Finally we lose them all over Divide Ridge. I turn my scope back to the east and find a lone black at the eastern end of Amethyst bench, howling. It is answered by other howlers. These other howlers, three of them, materialize on the bench directly south of the ranch, above Amethyst creek near some very large boulders. One of these is definitely 969F and another is 1047M (the alphas) and one other black.
The lone black howler eventually re-joins the alpha group near the big rocks. The four of them howl for a long time and are always looking to the west, as if they can hear returning howls that we cannot.

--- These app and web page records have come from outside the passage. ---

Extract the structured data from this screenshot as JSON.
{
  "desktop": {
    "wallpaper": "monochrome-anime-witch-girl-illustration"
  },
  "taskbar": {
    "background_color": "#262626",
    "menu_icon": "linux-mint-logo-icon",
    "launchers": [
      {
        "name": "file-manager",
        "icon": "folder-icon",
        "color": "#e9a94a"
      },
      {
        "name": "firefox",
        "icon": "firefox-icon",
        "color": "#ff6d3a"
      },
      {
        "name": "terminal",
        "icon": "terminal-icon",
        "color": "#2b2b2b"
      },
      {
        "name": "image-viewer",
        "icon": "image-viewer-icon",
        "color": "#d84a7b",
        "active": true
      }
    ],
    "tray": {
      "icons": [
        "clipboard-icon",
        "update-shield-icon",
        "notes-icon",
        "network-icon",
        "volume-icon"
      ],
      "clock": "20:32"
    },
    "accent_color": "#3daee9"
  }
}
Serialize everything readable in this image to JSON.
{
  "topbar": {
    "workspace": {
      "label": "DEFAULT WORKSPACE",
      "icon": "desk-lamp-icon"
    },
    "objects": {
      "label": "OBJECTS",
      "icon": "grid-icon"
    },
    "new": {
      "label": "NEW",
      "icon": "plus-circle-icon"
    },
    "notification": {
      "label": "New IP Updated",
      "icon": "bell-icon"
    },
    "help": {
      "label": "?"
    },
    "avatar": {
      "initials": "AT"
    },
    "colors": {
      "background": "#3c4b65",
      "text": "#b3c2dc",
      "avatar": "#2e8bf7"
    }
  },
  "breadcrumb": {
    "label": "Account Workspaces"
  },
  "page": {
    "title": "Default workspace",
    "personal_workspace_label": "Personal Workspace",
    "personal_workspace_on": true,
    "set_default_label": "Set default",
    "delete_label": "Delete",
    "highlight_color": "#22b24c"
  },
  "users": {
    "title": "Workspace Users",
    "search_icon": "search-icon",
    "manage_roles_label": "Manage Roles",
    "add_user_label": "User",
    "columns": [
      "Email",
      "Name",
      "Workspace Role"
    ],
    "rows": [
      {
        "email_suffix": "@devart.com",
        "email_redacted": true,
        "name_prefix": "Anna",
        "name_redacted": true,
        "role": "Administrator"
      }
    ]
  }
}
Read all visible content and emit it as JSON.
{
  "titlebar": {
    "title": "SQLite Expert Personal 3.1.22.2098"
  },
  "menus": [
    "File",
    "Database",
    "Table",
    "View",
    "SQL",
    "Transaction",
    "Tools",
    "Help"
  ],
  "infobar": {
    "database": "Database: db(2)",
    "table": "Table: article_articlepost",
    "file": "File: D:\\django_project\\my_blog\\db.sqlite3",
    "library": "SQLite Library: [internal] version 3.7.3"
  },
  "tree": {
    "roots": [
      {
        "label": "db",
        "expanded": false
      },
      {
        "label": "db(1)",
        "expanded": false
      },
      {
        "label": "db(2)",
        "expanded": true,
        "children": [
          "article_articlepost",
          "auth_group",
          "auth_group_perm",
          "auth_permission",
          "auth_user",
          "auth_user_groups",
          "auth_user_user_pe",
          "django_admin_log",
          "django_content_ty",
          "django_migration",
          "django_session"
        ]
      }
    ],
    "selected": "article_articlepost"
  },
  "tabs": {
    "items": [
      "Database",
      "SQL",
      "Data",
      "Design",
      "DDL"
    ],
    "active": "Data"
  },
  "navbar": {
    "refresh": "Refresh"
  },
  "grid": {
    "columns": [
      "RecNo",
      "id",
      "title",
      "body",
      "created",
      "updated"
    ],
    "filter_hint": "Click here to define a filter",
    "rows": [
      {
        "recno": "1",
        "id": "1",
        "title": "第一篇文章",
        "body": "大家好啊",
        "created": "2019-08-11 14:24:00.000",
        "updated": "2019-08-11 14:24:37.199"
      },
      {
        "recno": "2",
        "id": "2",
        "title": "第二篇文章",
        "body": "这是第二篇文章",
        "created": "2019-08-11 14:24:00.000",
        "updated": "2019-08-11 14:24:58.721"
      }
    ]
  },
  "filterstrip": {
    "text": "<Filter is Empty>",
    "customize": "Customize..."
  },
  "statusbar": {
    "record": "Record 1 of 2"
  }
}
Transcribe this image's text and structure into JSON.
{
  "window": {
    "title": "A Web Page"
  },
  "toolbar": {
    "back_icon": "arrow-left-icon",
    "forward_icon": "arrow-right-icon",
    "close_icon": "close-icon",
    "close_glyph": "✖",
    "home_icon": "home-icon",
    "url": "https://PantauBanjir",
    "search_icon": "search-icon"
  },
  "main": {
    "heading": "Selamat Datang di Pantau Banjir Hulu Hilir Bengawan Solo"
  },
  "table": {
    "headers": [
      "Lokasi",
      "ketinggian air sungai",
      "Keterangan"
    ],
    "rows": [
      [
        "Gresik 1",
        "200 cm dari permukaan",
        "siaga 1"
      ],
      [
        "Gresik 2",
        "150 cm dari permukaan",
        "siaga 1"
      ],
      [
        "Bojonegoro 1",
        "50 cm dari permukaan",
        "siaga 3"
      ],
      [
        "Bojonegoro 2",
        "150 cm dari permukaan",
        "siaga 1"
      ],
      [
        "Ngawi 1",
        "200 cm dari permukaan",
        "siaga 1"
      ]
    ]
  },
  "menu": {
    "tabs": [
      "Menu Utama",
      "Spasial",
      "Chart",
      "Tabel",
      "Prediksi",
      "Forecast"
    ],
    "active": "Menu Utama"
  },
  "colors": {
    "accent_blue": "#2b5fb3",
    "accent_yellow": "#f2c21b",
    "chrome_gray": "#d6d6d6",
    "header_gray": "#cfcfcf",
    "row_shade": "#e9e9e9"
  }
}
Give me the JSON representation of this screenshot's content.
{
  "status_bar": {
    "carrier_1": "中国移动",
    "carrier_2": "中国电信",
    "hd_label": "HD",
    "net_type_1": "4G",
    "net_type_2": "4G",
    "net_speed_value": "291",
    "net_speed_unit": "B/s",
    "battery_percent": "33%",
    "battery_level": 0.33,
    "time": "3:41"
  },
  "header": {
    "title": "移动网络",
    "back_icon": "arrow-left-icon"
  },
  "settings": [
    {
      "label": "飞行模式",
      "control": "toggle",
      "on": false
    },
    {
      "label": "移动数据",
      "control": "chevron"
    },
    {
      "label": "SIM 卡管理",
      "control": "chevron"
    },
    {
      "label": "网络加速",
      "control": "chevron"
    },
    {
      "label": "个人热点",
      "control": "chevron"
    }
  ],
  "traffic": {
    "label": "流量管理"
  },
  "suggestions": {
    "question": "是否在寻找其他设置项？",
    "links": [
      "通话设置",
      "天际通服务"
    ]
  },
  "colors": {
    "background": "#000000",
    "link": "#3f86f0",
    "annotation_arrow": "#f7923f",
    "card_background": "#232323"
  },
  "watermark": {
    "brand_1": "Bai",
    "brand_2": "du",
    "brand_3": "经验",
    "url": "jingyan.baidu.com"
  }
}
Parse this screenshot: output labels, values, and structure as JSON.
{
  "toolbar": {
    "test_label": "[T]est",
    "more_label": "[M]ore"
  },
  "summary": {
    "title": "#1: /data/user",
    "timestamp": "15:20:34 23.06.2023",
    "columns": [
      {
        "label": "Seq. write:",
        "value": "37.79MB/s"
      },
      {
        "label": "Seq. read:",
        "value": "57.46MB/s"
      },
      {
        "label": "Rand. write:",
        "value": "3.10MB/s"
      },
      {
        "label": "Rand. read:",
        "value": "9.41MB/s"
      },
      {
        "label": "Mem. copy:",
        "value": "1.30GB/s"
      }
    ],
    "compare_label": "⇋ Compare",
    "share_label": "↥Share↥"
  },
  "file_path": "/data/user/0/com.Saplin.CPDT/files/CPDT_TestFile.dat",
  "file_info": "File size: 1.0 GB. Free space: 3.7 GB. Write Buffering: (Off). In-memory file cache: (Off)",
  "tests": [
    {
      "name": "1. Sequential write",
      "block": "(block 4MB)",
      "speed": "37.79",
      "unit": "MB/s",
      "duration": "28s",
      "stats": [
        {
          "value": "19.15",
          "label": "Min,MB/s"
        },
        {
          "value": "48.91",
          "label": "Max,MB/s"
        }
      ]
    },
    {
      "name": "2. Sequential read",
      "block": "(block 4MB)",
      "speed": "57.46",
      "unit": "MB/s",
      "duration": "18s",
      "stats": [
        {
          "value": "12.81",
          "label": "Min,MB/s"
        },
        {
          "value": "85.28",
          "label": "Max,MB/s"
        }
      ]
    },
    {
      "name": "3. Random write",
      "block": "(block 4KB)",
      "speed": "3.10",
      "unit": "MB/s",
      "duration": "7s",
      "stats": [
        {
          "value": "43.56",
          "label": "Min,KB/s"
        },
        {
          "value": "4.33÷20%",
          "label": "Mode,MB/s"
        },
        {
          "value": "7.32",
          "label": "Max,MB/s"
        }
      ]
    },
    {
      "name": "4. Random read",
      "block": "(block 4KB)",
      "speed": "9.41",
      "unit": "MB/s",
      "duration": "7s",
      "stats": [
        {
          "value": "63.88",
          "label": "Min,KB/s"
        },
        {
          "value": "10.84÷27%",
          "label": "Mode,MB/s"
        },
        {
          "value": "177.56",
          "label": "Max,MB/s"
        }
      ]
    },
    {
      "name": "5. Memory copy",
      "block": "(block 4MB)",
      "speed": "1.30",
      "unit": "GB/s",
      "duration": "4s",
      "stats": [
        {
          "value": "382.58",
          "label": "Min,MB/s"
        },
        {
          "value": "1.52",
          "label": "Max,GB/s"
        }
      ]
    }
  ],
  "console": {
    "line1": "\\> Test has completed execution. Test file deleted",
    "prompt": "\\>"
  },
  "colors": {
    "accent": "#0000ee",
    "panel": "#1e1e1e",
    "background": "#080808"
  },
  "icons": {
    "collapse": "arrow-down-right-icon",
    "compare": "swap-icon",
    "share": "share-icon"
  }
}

Now they begin to move west, eventually ending up along the back of Jasper bench. They bed there and I begin to pan to the west, expecting the other wolves to show up any minute. And sure enough, here they come, nicely silhouetted on skyline on Divide ridge. I see 3 blacks & 907 (gray).
The pack re-unites near a big boulder we temporarily call Wolf Rock. They are a big, happy dog-pile, wagging tails and body slamming, face licking. After a good bit of bonding they move east again and eventually disappear into the gully at the back of the bench.
One by one they go out of sight.
Now that is a nice sighting!
We stick around a while, hoping they will come back out but eventually some of us decide to head west to Hellroaring. When we arrive we find more of our friends. Chloe & Becky are here, as well as Jim & Joellyn, Calvin & Lynette, Larry & Linda (Wyoming), Dale & Faye, Kathie and Bill H.
Alas, there are no wolves in view. We chat a while, and exchange goodies, and then Kathie suggests we take a hike up to the Crystal pen. Laurie and Pauline beg off but it sounds great to me.
I pack very lightly and use both poles. Becky and Chloe go too, so I stick with them and rest as often as I need.
The way up has some steep parts but itís not relentless. We start on the trail but soon diverge to the left. We have quite a time getting through a thick aspen grove, which I swear wasnít even here the last time I hiked up here with Ballpark. But that was more than 10 years ago!
There is a massive rock that serves as a marker. Hike to that rock and skirt itís western side and youíll find a trail to the old pen site. The fences were taken down long ago. Itís really cool back in here, dark and shady with great big trees. It feels like a club house Ė a great place to camp (if it were legal). Lots of blow down, plenty of dead wood. We stop and have our lunch, then explore a bit.
After this we hike around the eastern side of the big rock which offers a climbable slope to the top. Really cool to be up here. But windy! Great views of Little America, the old Slough den area and the road.
Now we head back down and take a slightly different route Ė and doing so takes us past the new beaver ponds. These were NOT here when Ballpark and I hiked up, but I think they could be five-ten years old. I see three or four levels of dam-ponds of Crystal Creek. Itís really cool!
These are mostly mud dams, hardly any sticks. I see three beaver lodges and a few spillways. We do not see any beavers which is a little peculiar. You can see hillsides full of beaver-gnawed aspen stumps.
We make it back to the cars and cool down, drinking lots of water. On my way to Slough a coyote crosses the road in front of me. Then we scope at Dorothyís for a while.
We hear coyotes howling but only find one of them.
Then I hear Bill announce a grizzly sighting from down at YES, so I head there to see him. Heís a big guy, prowling the edge of the treeline.
We look for the Junctions from here but do not find them.
I decide to head in to spend the evening with Laurie & Pauline. On my way there I see one of the prettiest October sights from Footbridge, where the Soda Butte creek winds through the flats. The willows here are a multitude of subtle fall colors; burnt orange, red and purple, and the dry grasses are golden, making a really lovely combination.
Itís so good to be here!
Today I saw: 1 grizzly bear, bison, coyotes, elk, 8 Junction Butte wolves (including 969F, 907F, 1047M, 1048M, 996M, un-collared black male, black limper F, 2nd black limper F) and the spirits of Alison and Richard